A new service offers to help millions of Americans facing foreclosure walk away from their mortgages -- but not without consequences.
With the Dow Jones Industrial average dropping by more than 300 points Friday, and the economy on shaky ground, Americans appear to be turning more to their credit cards.
According to "USA Today," a new trend shows that a growing number of consumers are paying their credit card and car bills first, a sign that many cash-strapped homeowners are giving up trying to stay current with their mortgages.
In response, new consulting services are popping up, marketing a get-out-of-debt solution to homeowners who cannot afford their mortgage payments.
YouWalkAway.com is one such service that has helped more than 200 homeowners in six states who entered a little, or no- down, "creative financing" mortgage.
The company offers legal advice and tries to help clients get foreclosure off their credit.
"We help them through that process so it's a comfort level for them but also very practical," says Chad Ruyle, a principal at YouWalkAway.com.
But is it really as good as it sounds?
For people like Eddie Zepeda, who bought his home in the San Diego suburbs in 2004 and now can't afford his $3500 monthly mortgage payment, YouWalkAway.com has helped.
"It's either paying my bills and buying food for my kids or sending my mortgage in and I can't. I can't break even," said Zepeda.
In reality, walking away can still have serious ramifications on a borrower's credit that can last for years.
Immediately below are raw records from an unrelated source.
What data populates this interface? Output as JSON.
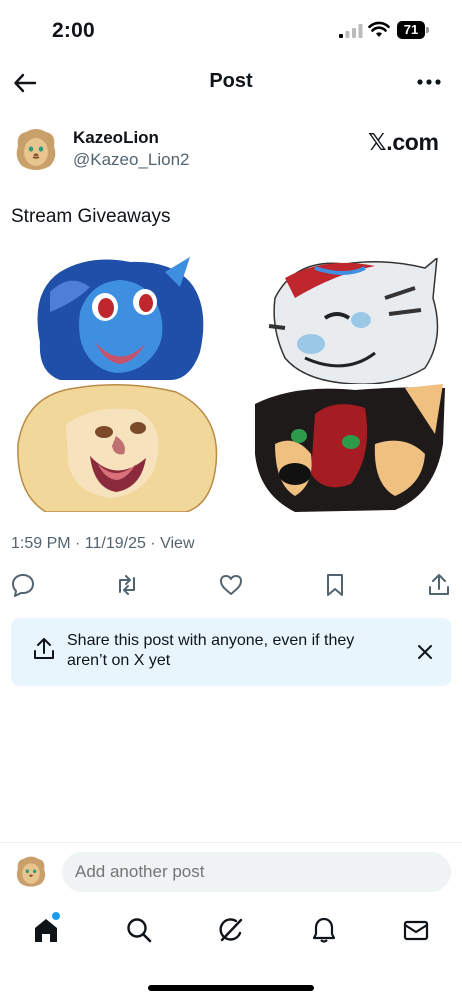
{
  "status_bar": {
    "time": "2:00",
    "battery": "71"
  },
  "header": {
    "title": "Post",
    "back_icon": "arrow-left-icon",
    "more_icon": "more-horizontal-icon"
  },
  "post": {
    "author_name": "KazeoLion",
    "author_handle": "@Kazeo_Lion2",
    "source_label": "𝕏.com",
    "text": "Stream Giveaways",
    "timestamp": "1:59 PM · 11/19/25 · View",
    "images": [
      "blue-dragon-emote",
      "white-tiger-wink-emote",
      "lion-roar-emote",
      "red-black-canine-emote"
    ]
  },
  "actions": [
    "reply-icon",
    "repost-icon",
    "like-icon",
    "bookmark-icon",
    "share-icon"
  ],
  "share_banner": {
    "text": "Share this post with anyone, even if they aren’t on X yet",
    "close_icon": "close-icon"
  },
  "reply_bar": {
    "placeholder": "Add another post"
  },
  "tabbar": [
    "home-icon",
    "search-icon",
    "grok-icon",
    "notifications-icon",
    "messages-icon"
  ],
  "colors": {
    "accent": "#1d9bf0",
    "muted": "#536471",
    "banner_bg": "#e8f5fd"
  }
}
But many are willing to take the hit now and pay the consequences later.
"Not a smart decision for a person's long-term financial well being … I think it's a smart decision only if that person can conceive of no way possible that they would be able to over time, nurse their way through their current mortgage obligation," said Michael Santoli, an editor for Barron's magazine.
There are signs the government is cracking down on some of these services that claim to help consumers. The Federal Trade Commission announced yesterday it had charged six businesses for allegedly enticing homeowners into short term, high-cost loans by securing additional mortgages on their homes.